Soy Lowers Breast Cancer Risk...

A new study in the American Journal of Clinical Nutrition reveals high intake of soy foods during teenage years may reduce the risk of breast cancer prior to menopause. For the study, scientists used a survey to determine consumption of soy foods during teenage years and adulthood, linked to breast cancer. Experts documented 592 cases of cancer, finding soy was associated with a 43% to 59% lower risk of pre-menopausal breast cancer; Nutra Ingredient explains.

And last year, a report in the International Journal of Cancer found soy foods reduce the risk of breast cancer tumors. Soy is also a bone builder.
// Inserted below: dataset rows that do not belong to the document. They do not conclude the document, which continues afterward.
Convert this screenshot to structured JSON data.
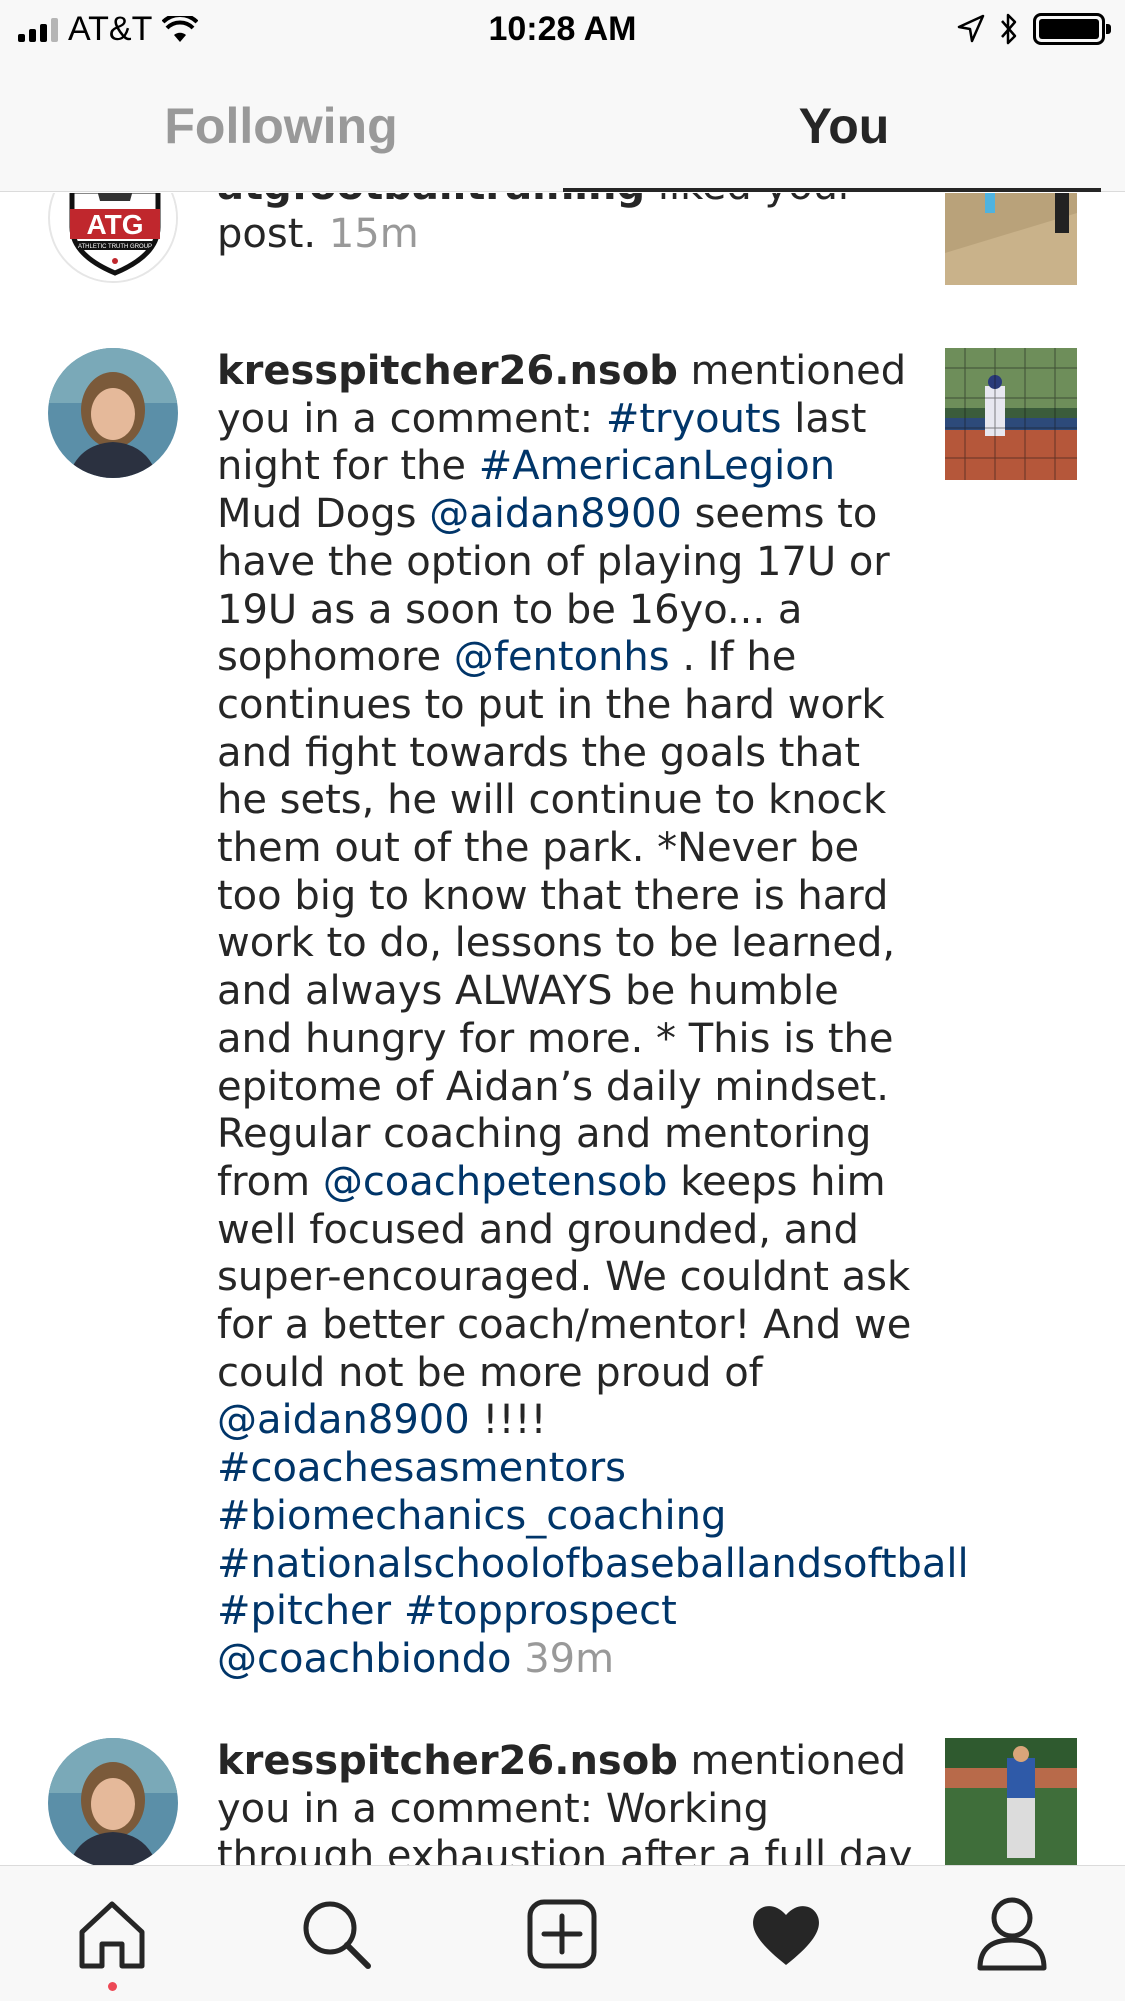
{
  "status_bar": {
    "carrier": "AT&T",
    "time": "10:28 AM",
    "icons": [
      "signal-icon",
      "wifi-icon",
      "location-icon",
      "bluetooth-icon",
      "battery-icon"
    ]
  },
  "tabs": [
    {
      "label": "Following",
      "active": false
    },
    {
      "label": "You",
      "active": true
    }
  ],
  "notifications": [
    {
      "username": "atgfootballtraining",
      "segments": [
        {
          "text": " liked your post. ",
          "type": "text"
        }
      ],
      "time": "15m",
      "avatar": "atg-athletic-truth-group-logo",
      "avatar_lettering": "ATG ATHLETIC TRUTH GROUP"
    },
    {
      "username": "kresspitcher26.nsob",
      "segments": [
        {
          "text": " mentioned you in a comment: ",
          "type": "text"
        },
        {
          "text": "#tryouts",
          "type": "link"
        },
        {
          "text": " last night for the ",
          "type": "text"
        },
        {
          "text": "#AmericanLegion",
          "type": "link"
        },
        {
          "text": " Mud Dogs ",
          "type": "text"
        },
        {
          "text": "@aidan8900",
          "type": "link"
        },
        {
          "text": " seems to have the option of playing 17U or 19U as a soon to be 16yo... a sophomore ",
          "type": "text"
        },
        {
          "text": "@fentonhs",
          "type": "link"
        },
        {
          "text": " .  If he continues to put in the hard work and fight towards the goals that he sets, he will continue to knock them out of the park. *Never be too big to know that there is hard work to do, lessons to be learned, and always ALWAYS be humble and hungry for more. *  This is the epitome of Aidan’s daily mindset. Regular coaching and mentoring from ",
          "type": "text"
        },
        {
          "text": "@coachpetensob",
          "type": "link"
        },
        {
          "text": " keeps him well focused and grounded, and super-encouraged. We couldnt ask for a better coach/mentor!  And we could not be more proud of ",
          "type": "text"
        },
        {
          "text": "@aidan8900",
          "type": "link"
        },
        {
          "text": " !!!! ",
          "type": "text"
        },
        {
          "text": "#coachesasmentors",
          "type": "link"
        },
        {
          "text": " ",
          "type": "text"
        },
        {
          "text": "#biomechanics_coaching",
          "type": "link"
        },
        {
          "text": " ",
          "type": "text"
        },
        {
          "text": "#nationalschoolofbaseballandsoftball",
          "type": "link"
        },
        {
          "text": " ",
          "type": "text"
        },
        {
          "text": "#pitcher",
          "type": "link"
        },
        {
          "text": " ",
          "type": "text"
        },
        {
          "text": "#topprospect",
          "type": "link"
        },
        {
          "text": " ",
          "type": "text"
        },
        {
          "text": "@coachbiondo",
          "type": "link"
        },
        {
          "text": " ",
          "type": "text"
        }
      ],
      "time": "39m",
      "avatar": "user-avatar-photo"
    },
    {
      "username": "kresspitcher26.nsob",
      "segments": [
        {
          "text": " mentioned you in a comment: Working through exhaustion after a full day of",
          "type": "text"
        }
      ],
      "time": "",
      "avatar": "user-avatar-photo"
    }
  ],
  "bottom_nav": [
    {
      "name": "home",
      "icon": "home-icon",
      "active": true
    },
    {
      "name": "search",
      "icon": "search-icon",
      "active": false
    },
    {
      "name": "new-post",
      "icon": "add-post-icon",
      "active": false
    },
    {
      "name": "activity",
      "icon": "heart-icon",
      "active": true
    },
    {
      "name": "profile",
      "icon": "profile-icon",
      "active": false
    }
  ],
  "colors": {
    "link": "#003569",
    "text": "#262626",
    "muted": "#999999",
    "bar_background": "#f8f8f8",
    "notification_dot": "#ed4956",
    "logo_red": "#c0272d"
  }
}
A compound of in soy called genistein, an isoflavone phytoestrogen, may help improve bone mineral density in women.

In related news, previous studies have found women regularly eating soybeans have less risk of heart disease and soybeans help improve artery health in stroke patients.

Image credit: potaufeu
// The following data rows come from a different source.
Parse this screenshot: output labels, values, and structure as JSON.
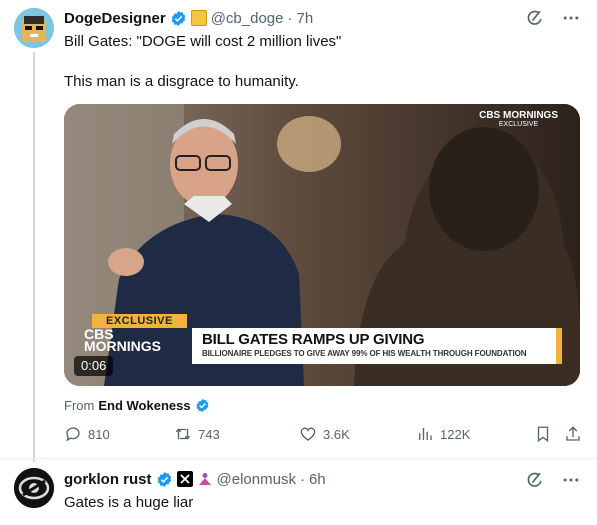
{
  "post1": {
    "author": {
      "display_name": "DogeDesigner",
      "handle": "@cb_doge",
      "separator": "·",
      "time": "7h"
    },
    "text_line1": "Bill Gates: \"DOGE will cost 2 million lives\"",
    "text_line2": "This man is a disgrace to humanity.",
    "media": {
      "corner_logo": "CBS MORNINGS",
      "corner_exclusive": "EXCLUSIVE",
      "exclusive_tag": "EXCLUSIVE",
      "lower_third_logo_top": "CBS",
      "lower_third_logo_bottom": "MORNINGS",
      "headline": "BILL GATES RAMPS UP GIVING",
      "subheadline": "BILLIONAIRE PLEDGES TO GIVE AWAY 99% OF HIS WEALTH THROUGH FOUNDATION",
      "timer": "0:06"
    },
    "from": {
      "label": "From",
      "name": "End Wokeness"
    },
    "actions": {
      "replies": "810",
      "reposts": "743",
      "likes": "3.6K",
      "views": "122K"
    }
  },
  "post2": {
    "author": {
      "display_name": "gorklon rust",
      "handle": "@elonmusk",
      "separator": "·",
      "time": "6h"
    },
    "text_line1": "Gates is a huge liar"
  },
  "colors": {
    "verified_blue": "#1d9bf0",
    "muted_text": "#536471",
    "banner_accent": "#f0b43c"
  },
  "icons": [
    "grok-icon",
    "more-icon",
    "verified-badge-icon",
    "reply-icon",
    "repost-icon",
    "like-icon",
    "views-icon",
    "bookmark-icon",
    "share-icon",
    "x-logo-icon"
  ]
}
Green-News: Thursday 12.18.08

  • This year the Vatican will recycle its Christmas tree. At 33 meters, it’s the tallest tree ever displayed in St. Peter's Square in Rome. And instead of just chucking it into the wood chipper, the Vatican will use the wood from 120-year-old tree to make toys for poor children; Reuters reports.
  • The U.S. is now growing a lot of maize for biofuels. But experts insist the lack of crop-diversity is messing with bug populations. Meaning there are less insects to eat pests that harm crops. Maize fields attract fewer ladybugs to eat the aphids that damage soybeans; NewScientist explains.
  • We all assume temperatures are constantly on the rise, but according to a new report, 2008 was actually the 10th warmest year since 1850. But, without humans mucking up the climate we would have been 50% less likely to see a year as warm as 2008; The New York Times investigates.
  • Despite their bad reputation, Cuba is a leader in the “eat local” movement. When the Soviet Union collapsed in 1991, Cuba planted thousands of local gardens to make up for the lack of imported food, setting up urban gardens next to parking lots and even on city rooftops; via ENN.